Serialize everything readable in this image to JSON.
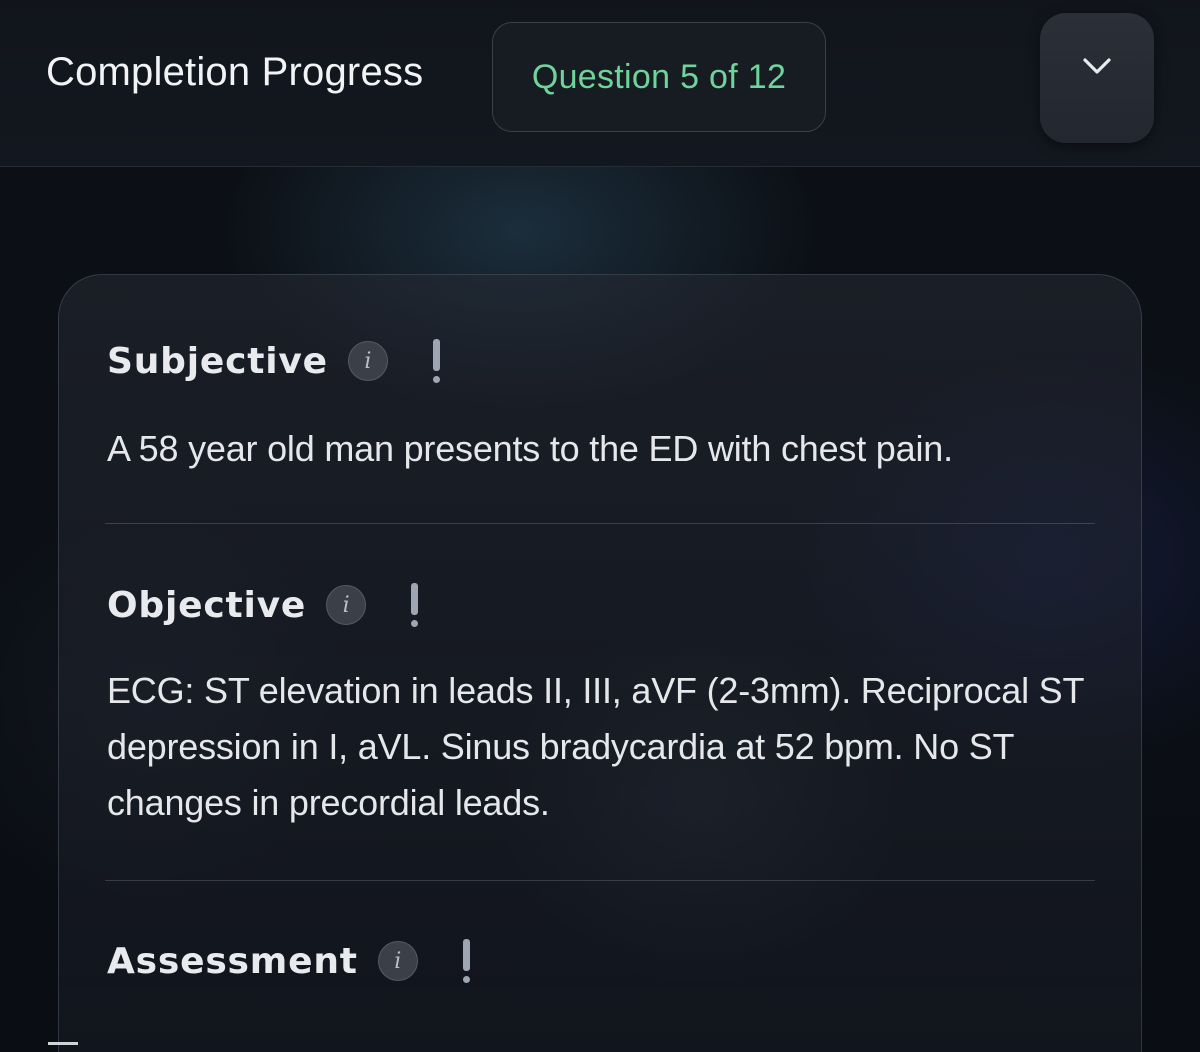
{
  "header": {
    "title": "Completion Progress",
    "question_badge": "Question 5 of 12",
    "collapse_icon": "chevron-down-icon"
  },
  "sections": [
    {
      "title": "Subjective",
      "info_icon_label": "i",
      "body": "A 58 year old man presents to the ED with chest pain."
    },
    {
      "title": "Objective",
      "info_icon_label": "i",
      "body": "ECG: ST elevation in leads II, III, aVF (2-3mm). Reciprocal ST depression in I, aVL. Sinus bradycardia at 52 bpm. No ST changes in precordial leads."
    },
    {
      "title": "Assessment",
      "info_icon_label": "i",
      "body": ""
    }
  ],
  "colors": {
    "accent_green": "#6fd39a",
    "background": "#0b0e14",
    "text": "#e6e7eb"
  }
}
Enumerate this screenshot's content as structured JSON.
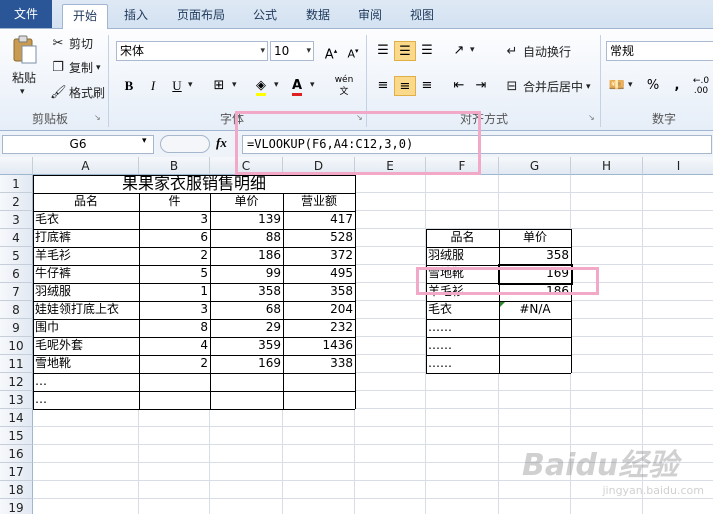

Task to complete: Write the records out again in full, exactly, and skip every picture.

Response below:
Serialize everything readable in this image to JSON.
{
  "header": {
    "title": "Completion Progress",
    "question_badge": "Question 5 of 12",
    "collapse_icon": "chevron-down-icon"
  },
  "sections": [
    {
      "title": "Subjective",
      "info_icon_label": "i",
      "body": "A 58 year old man presents to the ED with chest pain."
    },
    {
      "title": "Objective",
      "info_icon_label": "i",
      "body": "ECG: ST elevation in leads II, III, aVF (2-3mm). Reciprocal ST depression in I, aVL. Sinus bradycardia at 52 bpm. No ST changes in precordial leads."
    },
    {
      "title": "Assessment",
      "info_icon_label": "i",
      "body": ""
    }
  ],
  "colors": {
    "accent_green": "#6fd39a",
    "background": "#0b0e14",
    "text": "#e6e7eb"
  }
}
Enumerate this screenshot's content as structured JSON.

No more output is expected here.